Copies of all lines containing the string "JSON" are needed from the data below.

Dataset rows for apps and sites
--------------------
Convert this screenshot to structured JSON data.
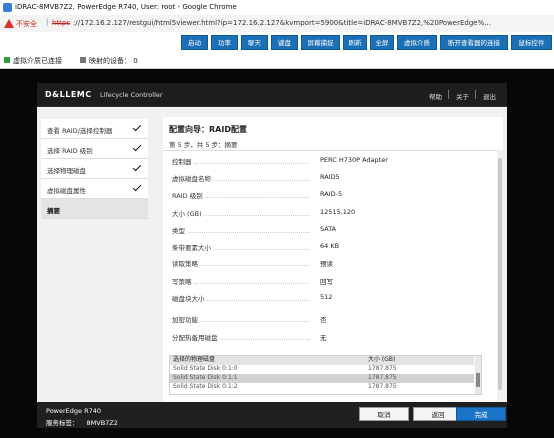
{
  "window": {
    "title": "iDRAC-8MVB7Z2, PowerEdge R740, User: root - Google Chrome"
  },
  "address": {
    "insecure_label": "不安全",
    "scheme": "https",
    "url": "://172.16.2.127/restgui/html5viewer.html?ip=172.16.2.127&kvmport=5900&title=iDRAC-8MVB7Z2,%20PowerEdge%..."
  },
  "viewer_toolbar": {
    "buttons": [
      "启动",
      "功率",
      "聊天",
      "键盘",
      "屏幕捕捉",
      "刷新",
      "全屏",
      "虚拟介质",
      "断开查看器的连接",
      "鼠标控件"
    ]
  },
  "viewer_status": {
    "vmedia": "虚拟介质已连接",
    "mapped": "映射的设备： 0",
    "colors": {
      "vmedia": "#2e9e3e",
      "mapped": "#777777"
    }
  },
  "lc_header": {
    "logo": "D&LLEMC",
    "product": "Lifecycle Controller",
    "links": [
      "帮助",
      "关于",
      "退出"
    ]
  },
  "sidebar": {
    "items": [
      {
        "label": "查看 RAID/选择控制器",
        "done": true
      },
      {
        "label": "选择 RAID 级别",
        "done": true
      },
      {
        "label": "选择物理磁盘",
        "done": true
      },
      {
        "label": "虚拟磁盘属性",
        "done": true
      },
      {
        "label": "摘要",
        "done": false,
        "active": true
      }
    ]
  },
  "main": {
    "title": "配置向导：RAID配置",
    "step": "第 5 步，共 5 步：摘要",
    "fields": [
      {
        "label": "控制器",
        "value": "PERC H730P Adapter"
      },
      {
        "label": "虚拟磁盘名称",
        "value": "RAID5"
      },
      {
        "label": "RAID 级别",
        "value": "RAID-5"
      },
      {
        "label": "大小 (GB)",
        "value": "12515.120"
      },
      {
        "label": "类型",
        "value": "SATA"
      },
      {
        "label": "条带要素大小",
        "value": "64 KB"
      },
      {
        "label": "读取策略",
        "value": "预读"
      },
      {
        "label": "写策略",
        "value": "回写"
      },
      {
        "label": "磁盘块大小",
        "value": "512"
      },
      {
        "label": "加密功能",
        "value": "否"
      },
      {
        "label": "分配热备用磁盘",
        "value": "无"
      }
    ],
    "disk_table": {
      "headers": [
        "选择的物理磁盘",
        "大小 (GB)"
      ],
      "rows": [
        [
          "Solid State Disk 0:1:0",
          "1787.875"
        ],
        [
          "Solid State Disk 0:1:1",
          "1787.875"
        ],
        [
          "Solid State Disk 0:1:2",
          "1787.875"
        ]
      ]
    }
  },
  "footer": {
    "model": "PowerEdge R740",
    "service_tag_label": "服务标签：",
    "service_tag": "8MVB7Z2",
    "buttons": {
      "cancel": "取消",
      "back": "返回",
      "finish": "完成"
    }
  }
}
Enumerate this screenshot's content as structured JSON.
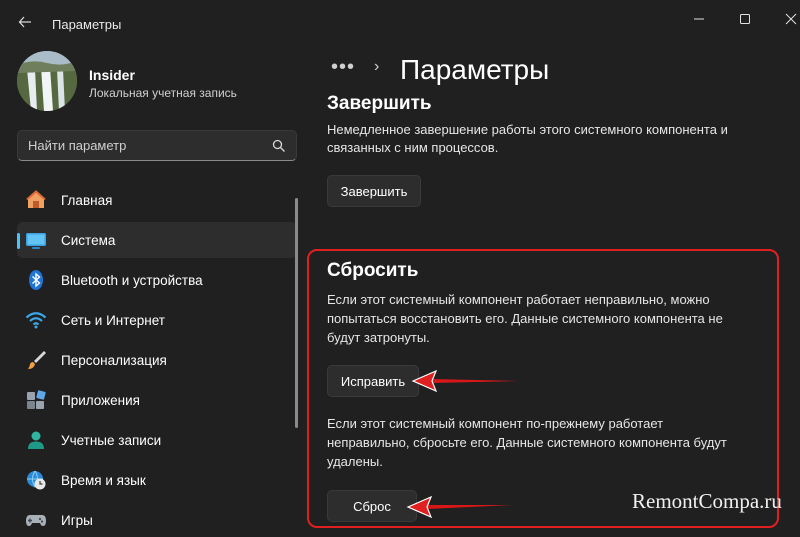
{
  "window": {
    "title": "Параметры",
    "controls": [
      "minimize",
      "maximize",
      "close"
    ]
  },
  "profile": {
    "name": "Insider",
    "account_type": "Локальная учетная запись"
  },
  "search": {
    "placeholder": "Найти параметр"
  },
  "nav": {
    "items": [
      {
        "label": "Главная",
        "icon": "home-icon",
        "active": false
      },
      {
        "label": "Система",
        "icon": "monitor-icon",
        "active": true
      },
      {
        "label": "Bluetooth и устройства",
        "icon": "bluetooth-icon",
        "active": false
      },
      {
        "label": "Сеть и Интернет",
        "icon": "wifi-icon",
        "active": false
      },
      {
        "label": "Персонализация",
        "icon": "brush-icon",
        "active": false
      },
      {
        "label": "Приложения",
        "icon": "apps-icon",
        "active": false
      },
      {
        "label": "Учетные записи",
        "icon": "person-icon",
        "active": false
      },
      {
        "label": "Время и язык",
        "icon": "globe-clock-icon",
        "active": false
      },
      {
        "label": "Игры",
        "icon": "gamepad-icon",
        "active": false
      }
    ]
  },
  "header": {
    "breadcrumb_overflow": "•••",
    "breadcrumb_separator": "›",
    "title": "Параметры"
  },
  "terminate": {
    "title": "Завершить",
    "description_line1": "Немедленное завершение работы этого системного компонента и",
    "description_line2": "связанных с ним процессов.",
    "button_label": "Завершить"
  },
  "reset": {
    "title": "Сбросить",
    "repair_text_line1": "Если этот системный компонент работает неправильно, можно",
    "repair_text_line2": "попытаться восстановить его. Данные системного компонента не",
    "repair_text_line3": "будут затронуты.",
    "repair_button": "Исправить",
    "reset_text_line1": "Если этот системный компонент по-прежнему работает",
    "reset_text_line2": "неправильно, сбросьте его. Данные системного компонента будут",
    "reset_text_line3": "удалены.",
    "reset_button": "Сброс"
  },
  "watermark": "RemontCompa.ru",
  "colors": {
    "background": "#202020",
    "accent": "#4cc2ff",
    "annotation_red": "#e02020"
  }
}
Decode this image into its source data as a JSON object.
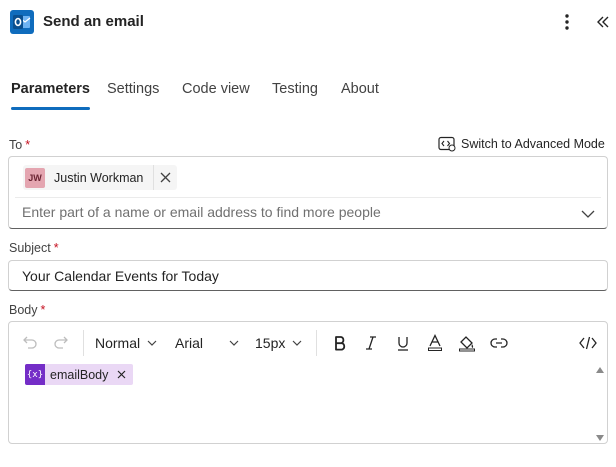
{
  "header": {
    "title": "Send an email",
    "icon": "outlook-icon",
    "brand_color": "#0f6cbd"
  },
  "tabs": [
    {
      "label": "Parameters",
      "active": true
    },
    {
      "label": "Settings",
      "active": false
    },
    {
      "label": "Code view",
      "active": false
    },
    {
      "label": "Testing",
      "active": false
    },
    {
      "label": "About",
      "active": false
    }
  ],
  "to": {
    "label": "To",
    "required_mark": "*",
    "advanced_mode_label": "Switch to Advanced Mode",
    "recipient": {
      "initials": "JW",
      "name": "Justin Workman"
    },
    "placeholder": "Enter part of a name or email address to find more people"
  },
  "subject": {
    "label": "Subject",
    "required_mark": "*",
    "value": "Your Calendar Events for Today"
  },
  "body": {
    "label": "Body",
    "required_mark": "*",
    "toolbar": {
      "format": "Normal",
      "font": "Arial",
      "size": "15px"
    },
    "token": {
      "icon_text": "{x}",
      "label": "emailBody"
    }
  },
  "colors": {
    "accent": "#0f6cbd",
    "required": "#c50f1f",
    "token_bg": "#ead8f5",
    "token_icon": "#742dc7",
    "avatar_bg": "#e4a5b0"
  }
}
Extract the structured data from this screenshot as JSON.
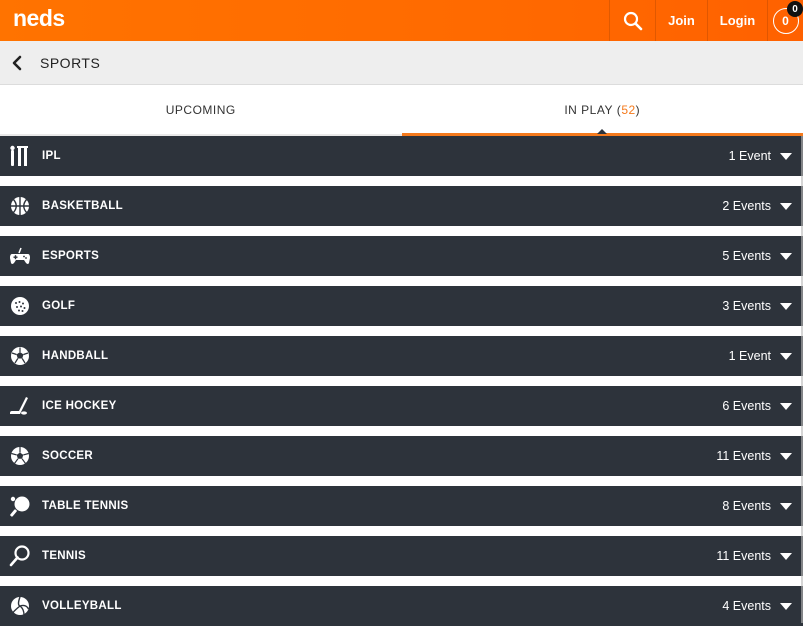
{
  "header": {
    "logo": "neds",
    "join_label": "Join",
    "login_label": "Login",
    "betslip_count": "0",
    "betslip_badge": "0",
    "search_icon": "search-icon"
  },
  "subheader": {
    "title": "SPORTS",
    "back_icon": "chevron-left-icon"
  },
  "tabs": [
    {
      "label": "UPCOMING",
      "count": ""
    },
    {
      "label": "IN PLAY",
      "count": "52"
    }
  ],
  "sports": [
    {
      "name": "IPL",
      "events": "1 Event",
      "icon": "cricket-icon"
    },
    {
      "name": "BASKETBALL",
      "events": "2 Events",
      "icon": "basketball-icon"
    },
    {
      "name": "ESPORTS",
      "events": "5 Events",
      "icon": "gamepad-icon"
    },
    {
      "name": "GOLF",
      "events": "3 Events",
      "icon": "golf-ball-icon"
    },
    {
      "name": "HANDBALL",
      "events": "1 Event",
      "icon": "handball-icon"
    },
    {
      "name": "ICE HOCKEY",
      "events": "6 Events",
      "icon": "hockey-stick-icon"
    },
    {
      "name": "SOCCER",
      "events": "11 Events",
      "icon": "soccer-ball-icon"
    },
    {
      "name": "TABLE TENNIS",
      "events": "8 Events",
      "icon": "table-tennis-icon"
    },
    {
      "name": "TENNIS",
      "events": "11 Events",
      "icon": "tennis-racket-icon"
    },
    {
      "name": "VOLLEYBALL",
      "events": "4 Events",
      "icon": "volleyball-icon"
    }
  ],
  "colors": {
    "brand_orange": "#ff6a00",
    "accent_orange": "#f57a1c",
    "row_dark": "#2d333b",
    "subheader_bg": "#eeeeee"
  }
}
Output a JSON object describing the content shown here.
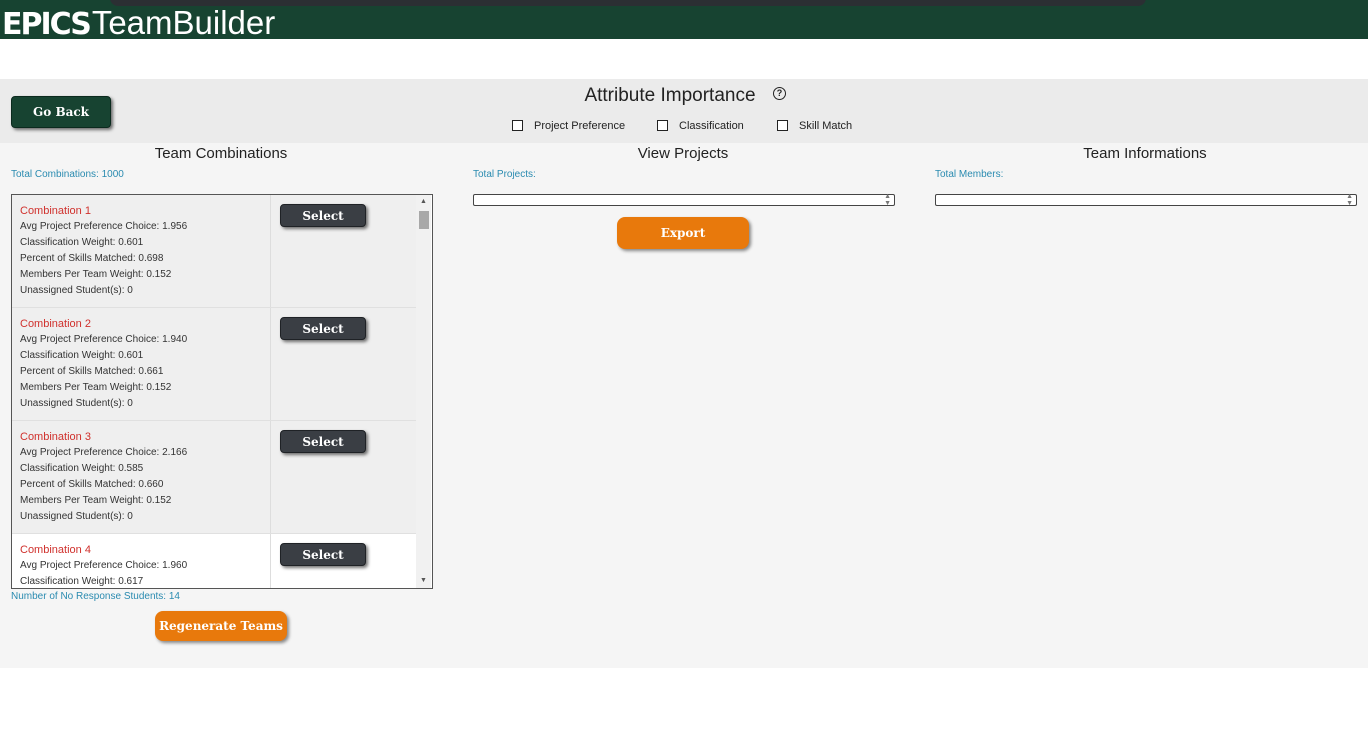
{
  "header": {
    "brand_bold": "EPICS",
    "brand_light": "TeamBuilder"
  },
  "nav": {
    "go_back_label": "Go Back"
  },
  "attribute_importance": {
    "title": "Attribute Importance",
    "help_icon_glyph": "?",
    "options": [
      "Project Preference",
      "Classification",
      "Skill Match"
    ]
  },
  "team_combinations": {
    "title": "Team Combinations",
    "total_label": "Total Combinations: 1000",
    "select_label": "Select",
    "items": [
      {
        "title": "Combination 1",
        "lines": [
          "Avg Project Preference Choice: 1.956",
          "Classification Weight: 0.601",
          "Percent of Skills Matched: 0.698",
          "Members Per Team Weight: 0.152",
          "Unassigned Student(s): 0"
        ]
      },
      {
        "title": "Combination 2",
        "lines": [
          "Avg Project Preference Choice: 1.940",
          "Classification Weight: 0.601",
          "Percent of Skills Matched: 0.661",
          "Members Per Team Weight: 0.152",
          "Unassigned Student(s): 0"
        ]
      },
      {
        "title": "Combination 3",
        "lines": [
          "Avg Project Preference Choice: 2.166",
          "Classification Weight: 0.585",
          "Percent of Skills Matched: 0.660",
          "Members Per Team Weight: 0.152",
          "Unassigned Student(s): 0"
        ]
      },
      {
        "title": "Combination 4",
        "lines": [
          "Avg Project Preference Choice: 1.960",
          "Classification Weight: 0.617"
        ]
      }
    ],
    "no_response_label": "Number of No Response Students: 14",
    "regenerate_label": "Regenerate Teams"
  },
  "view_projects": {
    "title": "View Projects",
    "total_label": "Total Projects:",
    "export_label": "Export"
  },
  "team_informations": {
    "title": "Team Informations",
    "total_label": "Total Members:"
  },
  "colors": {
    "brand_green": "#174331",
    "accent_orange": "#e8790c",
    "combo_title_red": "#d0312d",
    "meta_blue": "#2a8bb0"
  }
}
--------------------
Task response
Convert this screenshot to structured JSON data.
Enumerate this screenshot's content as structured JSON.
Decode this image into its source data as a JSON object.
Extract the structured data from this screenshot as JSON.
Output a JSON object describing the content shown here.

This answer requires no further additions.